DBW: And in this film at the 20 week moment early on in the film the doctor says they basically have 4 weeks to contemplate what their options are, and in this situation they would have zero weeks, if the laws changed.
LP: Yeah. And you know I mean in this situation they would have to go to a place that is underground where a doctor would perform this procedure, because people are going to continue to perform the procedure whether it is legal or illegal, because it is inhumane if you have a baby with a serious health issue and you are not allowed to terminate it. Is a woman supposed to carry a baby that’s not surviving to term? It is kind of an inhumane thing. There would have to be people who would have to go underground.
The doctor in this movie said 24 weeks is the cut off in the state of California, so there are states where you can go further. I think New Mexico is a big one, if you have to go past. It’s not a procedure that people do because they just don’t want the baby. They do it, because usually there’s a serious issue.

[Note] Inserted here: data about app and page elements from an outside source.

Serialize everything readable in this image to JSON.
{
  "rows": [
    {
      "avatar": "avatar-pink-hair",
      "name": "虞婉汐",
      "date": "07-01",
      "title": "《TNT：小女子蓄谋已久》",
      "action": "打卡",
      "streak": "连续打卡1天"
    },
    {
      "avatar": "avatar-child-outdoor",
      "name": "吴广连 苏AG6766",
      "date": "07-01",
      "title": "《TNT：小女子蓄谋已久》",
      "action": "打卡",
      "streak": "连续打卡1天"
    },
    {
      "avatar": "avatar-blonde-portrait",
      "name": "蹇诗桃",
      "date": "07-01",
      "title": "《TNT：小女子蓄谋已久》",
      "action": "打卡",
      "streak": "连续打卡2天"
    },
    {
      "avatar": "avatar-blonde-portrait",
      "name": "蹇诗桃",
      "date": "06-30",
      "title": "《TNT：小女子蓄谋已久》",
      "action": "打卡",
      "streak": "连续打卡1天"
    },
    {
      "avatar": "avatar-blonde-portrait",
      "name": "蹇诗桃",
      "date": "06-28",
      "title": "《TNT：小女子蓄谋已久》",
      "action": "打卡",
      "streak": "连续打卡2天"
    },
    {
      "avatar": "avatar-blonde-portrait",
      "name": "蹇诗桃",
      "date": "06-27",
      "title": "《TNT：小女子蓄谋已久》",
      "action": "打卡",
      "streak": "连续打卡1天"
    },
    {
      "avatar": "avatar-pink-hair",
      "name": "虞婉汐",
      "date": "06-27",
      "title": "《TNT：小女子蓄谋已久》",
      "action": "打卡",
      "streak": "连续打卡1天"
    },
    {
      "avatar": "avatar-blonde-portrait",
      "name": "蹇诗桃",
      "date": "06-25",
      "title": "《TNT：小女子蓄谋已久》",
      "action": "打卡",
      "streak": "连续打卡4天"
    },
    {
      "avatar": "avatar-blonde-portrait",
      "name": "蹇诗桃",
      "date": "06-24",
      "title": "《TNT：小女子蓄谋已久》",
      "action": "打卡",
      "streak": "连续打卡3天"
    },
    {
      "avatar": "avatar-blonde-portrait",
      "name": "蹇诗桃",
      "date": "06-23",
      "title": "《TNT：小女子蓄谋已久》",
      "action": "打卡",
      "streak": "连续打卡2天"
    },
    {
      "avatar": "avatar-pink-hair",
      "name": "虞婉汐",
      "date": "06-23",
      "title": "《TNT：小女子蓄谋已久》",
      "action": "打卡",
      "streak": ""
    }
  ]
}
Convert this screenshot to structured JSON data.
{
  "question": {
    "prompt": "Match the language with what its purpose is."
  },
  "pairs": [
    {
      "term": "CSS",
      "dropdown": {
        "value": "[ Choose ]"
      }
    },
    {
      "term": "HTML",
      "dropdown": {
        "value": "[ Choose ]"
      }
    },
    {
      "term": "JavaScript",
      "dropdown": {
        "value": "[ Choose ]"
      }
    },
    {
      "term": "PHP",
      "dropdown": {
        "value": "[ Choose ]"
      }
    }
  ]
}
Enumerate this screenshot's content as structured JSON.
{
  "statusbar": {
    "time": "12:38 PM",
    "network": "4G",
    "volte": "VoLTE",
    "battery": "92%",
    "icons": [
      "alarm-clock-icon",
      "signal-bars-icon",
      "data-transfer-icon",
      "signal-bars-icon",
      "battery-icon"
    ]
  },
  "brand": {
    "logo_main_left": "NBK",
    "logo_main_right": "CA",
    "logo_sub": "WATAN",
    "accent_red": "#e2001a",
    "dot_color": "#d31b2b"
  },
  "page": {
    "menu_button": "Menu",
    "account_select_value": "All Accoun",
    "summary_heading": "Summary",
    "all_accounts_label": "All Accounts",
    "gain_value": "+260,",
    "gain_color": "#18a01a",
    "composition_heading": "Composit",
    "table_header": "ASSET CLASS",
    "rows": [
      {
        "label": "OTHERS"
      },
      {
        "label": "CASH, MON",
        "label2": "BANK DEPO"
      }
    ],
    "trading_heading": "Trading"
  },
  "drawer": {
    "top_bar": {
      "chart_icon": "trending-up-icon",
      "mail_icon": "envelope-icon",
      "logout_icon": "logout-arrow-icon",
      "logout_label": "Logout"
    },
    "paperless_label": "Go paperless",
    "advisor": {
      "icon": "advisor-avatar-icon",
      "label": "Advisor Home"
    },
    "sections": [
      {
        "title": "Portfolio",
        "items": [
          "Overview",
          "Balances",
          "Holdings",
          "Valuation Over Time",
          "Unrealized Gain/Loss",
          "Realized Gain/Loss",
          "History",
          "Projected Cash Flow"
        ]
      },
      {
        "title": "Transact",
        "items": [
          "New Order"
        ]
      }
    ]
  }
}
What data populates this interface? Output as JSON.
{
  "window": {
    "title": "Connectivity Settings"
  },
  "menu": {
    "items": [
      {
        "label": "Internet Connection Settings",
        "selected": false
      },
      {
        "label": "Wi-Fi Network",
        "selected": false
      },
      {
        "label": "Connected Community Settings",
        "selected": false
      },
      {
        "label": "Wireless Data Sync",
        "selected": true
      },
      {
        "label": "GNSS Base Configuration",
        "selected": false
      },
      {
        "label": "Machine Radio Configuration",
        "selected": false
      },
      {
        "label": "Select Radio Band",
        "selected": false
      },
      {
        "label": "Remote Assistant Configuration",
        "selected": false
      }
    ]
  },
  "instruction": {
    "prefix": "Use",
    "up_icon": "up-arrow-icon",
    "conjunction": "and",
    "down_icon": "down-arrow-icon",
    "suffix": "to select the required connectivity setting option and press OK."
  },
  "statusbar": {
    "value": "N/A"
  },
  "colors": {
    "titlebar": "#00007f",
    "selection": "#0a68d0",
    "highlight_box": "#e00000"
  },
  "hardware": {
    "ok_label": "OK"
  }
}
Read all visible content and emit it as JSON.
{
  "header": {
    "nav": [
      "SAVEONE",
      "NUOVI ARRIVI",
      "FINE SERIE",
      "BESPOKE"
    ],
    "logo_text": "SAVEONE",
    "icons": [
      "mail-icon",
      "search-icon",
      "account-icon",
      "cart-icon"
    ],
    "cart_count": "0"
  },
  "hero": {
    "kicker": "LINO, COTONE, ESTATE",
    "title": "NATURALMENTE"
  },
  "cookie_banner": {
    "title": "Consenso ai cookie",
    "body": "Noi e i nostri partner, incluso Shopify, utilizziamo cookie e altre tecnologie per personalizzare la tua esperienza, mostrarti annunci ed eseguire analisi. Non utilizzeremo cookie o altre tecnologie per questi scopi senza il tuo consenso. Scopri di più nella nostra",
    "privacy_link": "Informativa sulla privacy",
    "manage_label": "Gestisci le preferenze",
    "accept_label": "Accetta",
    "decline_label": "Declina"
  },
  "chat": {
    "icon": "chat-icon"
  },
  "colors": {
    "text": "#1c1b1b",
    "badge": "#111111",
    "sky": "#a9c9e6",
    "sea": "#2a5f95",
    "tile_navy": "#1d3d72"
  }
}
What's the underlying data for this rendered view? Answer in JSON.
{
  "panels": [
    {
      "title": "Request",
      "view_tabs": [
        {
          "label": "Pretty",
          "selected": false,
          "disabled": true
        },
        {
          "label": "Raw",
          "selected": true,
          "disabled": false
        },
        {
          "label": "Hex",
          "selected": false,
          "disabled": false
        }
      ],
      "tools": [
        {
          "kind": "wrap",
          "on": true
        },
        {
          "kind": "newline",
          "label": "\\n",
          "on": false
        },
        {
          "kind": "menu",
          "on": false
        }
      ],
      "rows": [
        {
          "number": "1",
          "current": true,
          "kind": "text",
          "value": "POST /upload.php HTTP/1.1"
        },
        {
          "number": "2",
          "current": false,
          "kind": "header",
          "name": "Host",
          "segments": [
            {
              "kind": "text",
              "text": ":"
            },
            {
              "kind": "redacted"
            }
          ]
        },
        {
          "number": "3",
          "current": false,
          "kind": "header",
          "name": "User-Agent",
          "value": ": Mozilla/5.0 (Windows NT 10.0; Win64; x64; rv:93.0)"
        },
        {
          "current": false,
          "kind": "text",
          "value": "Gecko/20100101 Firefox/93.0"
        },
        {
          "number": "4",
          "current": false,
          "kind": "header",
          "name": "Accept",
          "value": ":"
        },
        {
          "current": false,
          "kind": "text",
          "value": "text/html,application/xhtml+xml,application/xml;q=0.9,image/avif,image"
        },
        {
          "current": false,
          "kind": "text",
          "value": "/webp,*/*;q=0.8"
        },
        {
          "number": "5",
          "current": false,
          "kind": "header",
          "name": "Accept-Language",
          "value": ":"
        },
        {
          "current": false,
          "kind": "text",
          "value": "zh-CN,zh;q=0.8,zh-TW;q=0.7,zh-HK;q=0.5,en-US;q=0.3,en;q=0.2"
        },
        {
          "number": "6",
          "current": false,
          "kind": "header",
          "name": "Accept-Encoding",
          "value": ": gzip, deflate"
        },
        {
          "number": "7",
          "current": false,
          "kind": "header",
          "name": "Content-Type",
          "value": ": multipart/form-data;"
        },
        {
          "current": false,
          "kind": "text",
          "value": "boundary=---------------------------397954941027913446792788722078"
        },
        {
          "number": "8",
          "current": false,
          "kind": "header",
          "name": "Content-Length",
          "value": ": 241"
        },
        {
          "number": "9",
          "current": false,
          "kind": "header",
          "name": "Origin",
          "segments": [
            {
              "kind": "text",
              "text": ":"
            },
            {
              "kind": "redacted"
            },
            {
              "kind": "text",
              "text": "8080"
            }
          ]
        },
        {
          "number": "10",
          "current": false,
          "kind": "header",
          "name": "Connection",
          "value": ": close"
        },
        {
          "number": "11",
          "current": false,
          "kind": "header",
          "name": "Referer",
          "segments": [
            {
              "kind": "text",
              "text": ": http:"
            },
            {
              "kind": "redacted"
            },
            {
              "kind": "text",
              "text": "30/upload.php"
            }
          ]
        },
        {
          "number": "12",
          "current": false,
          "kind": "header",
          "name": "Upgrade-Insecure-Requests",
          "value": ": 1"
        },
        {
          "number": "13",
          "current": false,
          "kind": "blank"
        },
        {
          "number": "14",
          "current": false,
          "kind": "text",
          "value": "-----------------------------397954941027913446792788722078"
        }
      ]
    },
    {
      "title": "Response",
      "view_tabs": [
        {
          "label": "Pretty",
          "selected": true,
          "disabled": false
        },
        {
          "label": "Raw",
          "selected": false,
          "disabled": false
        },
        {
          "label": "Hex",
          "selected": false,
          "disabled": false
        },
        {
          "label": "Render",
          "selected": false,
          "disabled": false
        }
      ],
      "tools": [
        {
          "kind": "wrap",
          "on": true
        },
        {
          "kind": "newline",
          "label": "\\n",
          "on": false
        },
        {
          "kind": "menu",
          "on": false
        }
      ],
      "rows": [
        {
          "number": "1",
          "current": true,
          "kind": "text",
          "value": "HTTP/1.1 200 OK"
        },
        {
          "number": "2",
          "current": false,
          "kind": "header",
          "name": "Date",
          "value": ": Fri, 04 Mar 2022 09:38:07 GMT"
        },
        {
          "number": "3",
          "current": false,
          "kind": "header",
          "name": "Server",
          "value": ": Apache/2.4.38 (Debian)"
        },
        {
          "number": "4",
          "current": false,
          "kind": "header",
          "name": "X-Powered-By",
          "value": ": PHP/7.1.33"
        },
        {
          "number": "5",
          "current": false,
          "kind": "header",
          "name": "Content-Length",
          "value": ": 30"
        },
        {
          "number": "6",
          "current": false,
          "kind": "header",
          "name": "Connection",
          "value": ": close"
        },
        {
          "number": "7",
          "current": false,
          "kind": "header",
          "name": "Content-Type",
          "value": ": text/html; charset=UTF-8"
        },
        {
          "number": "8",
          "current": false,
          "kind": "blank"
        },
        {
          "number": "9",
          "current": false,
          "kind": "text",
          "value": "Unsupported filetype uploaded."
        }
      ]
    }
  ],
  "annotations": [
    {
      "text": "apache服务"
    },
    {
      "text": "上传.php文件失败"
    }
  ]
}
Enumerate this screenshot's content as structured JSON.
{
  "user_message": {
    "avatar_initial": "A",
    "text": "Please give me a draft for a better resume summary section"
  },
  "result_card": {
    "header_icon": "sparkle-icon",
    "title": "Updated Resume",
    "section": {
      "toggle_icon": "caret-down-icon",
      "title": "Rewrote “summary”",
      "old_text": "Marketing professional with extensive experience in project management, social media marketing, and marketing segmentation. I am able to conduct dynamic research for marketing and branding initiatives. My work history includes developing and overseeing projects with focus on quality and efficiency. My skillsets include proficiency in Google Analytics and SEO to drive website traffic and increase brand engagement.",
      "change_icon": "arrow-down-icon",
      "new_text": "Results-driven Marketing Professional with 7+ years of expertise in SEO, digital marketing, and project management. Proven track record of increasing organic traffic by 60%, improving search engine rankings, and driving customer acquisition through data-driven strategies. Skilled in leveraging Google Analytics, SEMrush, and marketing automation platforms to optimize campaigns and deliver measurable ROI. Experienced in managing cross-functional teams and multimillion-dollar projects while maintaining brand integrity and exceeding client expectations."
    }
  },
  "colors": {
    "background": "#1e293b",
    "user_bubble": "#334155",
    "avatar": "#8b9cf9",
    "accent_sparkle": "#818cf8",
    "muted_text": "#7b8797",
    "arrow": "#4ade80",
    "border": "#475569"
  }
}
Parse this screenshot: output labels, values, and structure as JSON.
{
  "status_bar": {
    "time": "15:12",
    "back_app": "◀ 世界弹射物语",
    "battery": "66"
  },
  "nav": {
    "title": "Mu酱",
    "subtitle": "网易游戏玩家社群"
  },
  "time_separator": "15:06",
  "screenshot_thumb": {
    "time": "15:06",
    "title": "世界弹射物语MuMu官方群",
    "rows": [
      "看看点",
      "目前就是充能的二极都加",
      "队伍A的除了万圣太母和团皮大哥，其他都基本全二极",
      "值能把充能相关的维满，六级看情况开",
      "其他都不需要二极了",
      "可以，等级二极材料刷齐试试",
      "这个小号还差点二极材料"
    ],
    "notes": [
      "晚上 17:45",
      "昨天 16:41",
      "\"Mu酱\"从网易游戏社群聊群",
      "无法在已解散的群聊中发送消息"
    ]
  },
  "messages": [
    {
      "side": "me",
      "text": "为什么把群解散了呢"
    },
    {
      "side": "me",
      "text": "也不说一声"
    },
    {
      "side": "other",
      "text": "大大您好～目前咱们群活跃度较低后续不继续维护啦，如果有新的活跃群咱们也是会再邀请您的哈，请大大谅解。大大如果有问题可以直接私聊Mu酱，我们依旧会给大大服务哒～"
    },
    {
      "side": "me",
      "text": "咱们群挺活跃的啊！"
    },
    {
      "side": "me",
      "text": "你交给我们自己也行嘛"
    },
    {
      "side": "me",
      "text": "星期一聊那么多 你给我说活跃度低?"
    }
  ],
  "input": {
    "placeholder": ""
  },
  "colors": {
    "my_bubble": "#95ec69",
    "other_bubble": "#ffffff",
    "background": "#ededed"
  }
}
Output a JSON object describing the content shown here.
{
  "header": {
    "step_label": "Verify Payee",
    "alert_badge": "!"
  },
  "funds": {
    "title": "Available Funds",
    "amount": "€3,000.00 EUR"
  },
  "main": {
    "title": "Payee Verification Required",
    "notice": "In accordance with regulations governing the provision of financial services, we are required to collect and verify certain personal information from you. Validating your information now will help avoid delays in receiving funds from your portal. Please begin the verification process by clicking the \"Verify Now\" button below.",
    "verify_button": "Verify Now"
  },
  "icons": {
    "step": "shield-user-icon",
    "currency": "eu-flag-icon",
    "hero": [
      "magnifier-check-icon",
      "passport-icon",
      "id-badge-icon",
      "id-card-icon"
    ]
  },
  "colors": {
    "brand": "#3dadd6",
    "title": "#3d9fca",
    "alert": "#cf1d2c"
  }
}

DBW: Thanks for bringing this film forward. I am really looking forward to the Heartland Film Festival audience having a chance to experience the film. I think you’re producer Jane Kelly Kosek is coming to Heartland, so that will be good.
LP: We know Indiana has some of the toughest abortion laws in the country, so we hope people will come out and watch the film and explore the topic with us.
DBW: Do you have any other projects you’re working on? Anything for the future?
LP: I do. I’m working on a number of things, but I’m currently adapting a book by Ursula Le Guin, so I’m working on that pretty heavily.
DBW: I love her work. That’s awesome. Good luck with it. This is really good. The #DirectedbyWomen initiative tries to inspire appreciation for films by women directors. So many people aren’t really aware of all of the wonderful filmmakers that are out there.
LP: That’s awesome.
DBW: I wonder if you have any women directors whose work you’d really love film lovers to know about and appreciate.
LP: There are so many. I love Andrea Arnold’s work.
DBW: Yeah. Me too.
LP: She’s amazing. I love all her films. They’re so brilliant. I love Mira Nair and Deepa Mehta—both of them are great. I also love Sofia Coppola’s work. I think it’s very interesting and visual and takes you to this other kind of world.
DBW: Yeah. That’s good. Thanks so much for taking time to talk about your work. Keep me posted. I really love your work and always love to share.
Visit Leena Pendharkar’s website to learn more about her work.